Is Florida a reciprocal state for teachers?

Is Florida a reciprocal state for teachers?

Reciprocity for Out-of-state Teachers and Administrators Florida has two reciprocity routes for certified teachers and administrators to qualify for our Professional Certificate. The certificate must be currently valid (not expired or revoked).

What states have teaching license reciprocity with Ohio?

Ohio Teacher Reciprocity Agreements

Alabama Indiana Nevada
California Louisiana New Mexico
Colorado Maine New York
Connecticut Maryland North Carolina
Delaware Massachusetts North Dakota

What states have reciprocity with Florida teaching certificate?

Florida Teacher Reciprocity Agreements

Alabama Kansas Nevada
California Maine New Mexico
Colorado Maryland New York
Connecticut Massachusetts North Carolina
Delaware Michigan North Dakota

Is there a teacher shortage in Florida?

Florida schools have just shy of 4,500 teacher vacancies, as lawmakers look at ways to boost pay and help retain educators. The State Board of Education received an annual report Wednesday that detailed data on subject areas that have critical teacher shortages as determined by a survey of school districts.

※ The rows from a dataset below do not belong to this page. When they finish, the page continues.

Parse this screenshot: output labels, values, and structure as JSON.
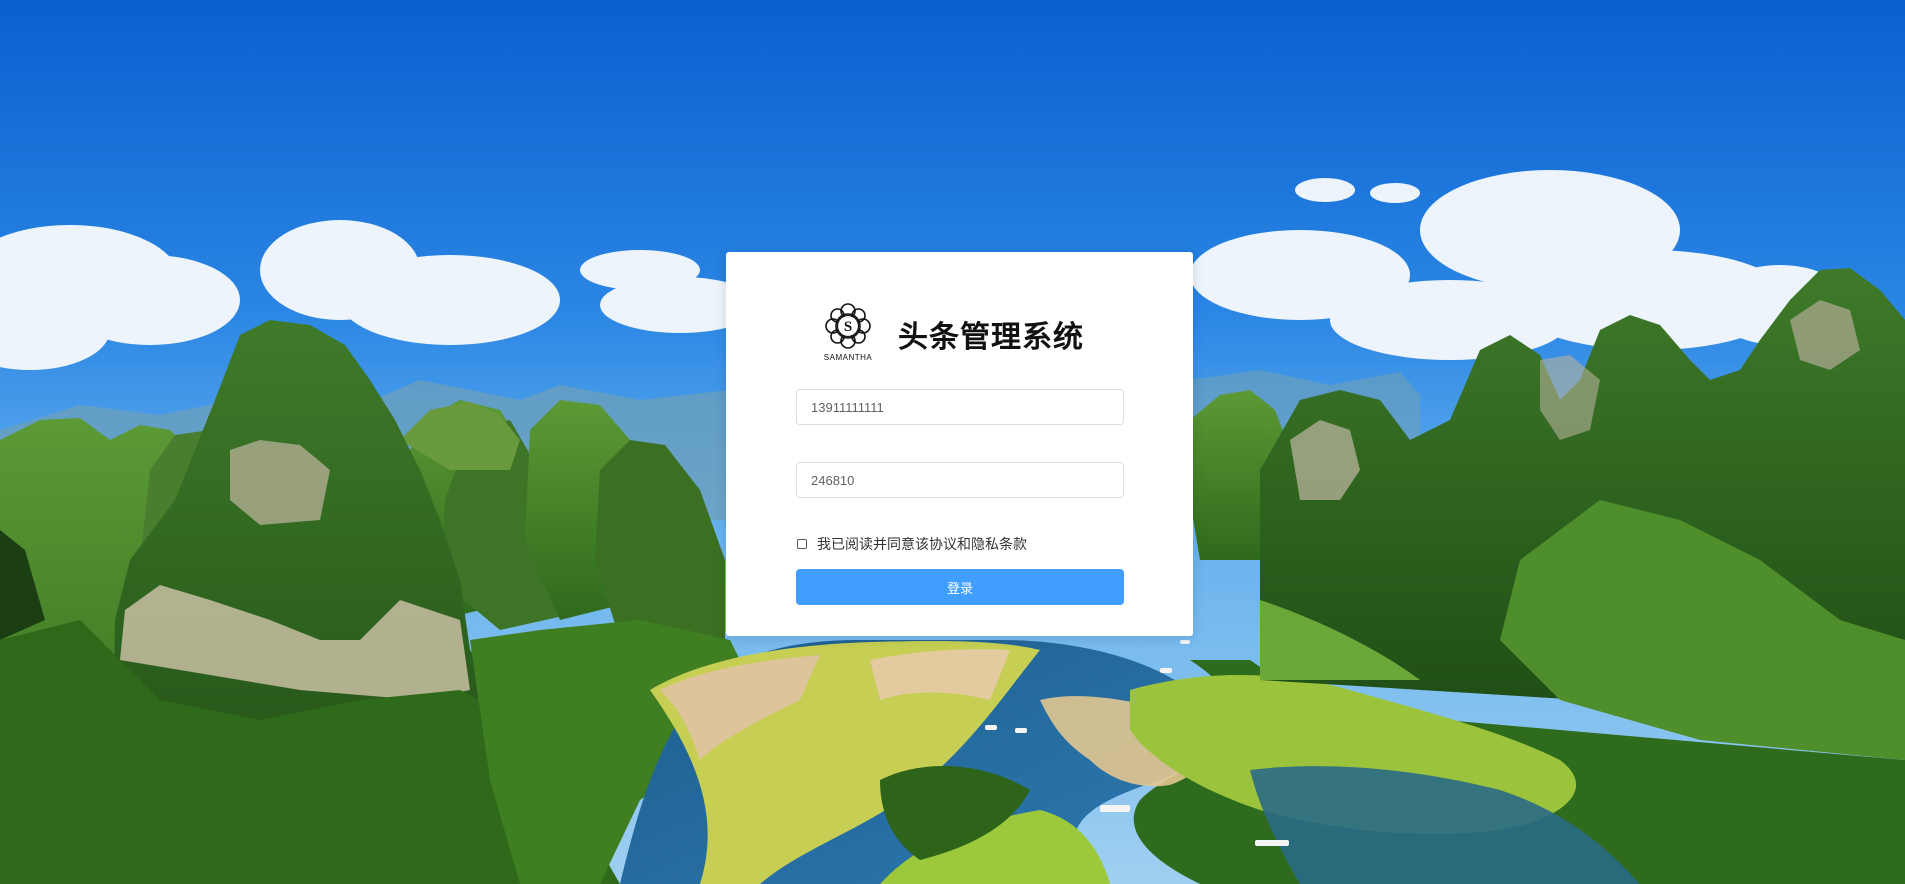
{
  "app": {
    "title": "头条管理系统",
    "logo_text": "SAMANTHA",
    "logo_letter": "S"
  },
  "form": {
    "phone_value": "13911111111",
    "code_value": "246810",
    "agreement_label": "我已阅读并同意该协议和隐私条款",
    "agreement_checked": false,
    "login_label": "登录"
  },
  "colors": {
    "primary": "#409eff",
    "card": "#ffffff"
  },
  "background": {
    "description_icon": "landscape-photo"
  }
}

Are Florida teacher evaluations public record?

Florida law requires teachers are evaluated using a combination of student test scores and principal or peer classroom observations. Evaluations consist of three years of data and are exempt from public scrutiny until a year after release.

Does Ohio accept out-of-state teaching license?

The state of Ohio will accept out-of-state applicants who either hold a valid teaching certification or have completed an accredited teacher preparation program outside the state of Ohio.

Is Florida a good state for teachers?

In some states, teachers are more fairly paid and better protected against the current pandemic than in others….Best States for Teachers.

Overall Rank 13
State Florida
Total Score 49.19
Opportunity & Competition 23
Academic & Work Environment 10

Does Ohio have a teacher shortage?

CLEVELAND — School districts in Northeast Ohio and across the country are struggling to find and retain permanent teachers, substitute teachers and staff members.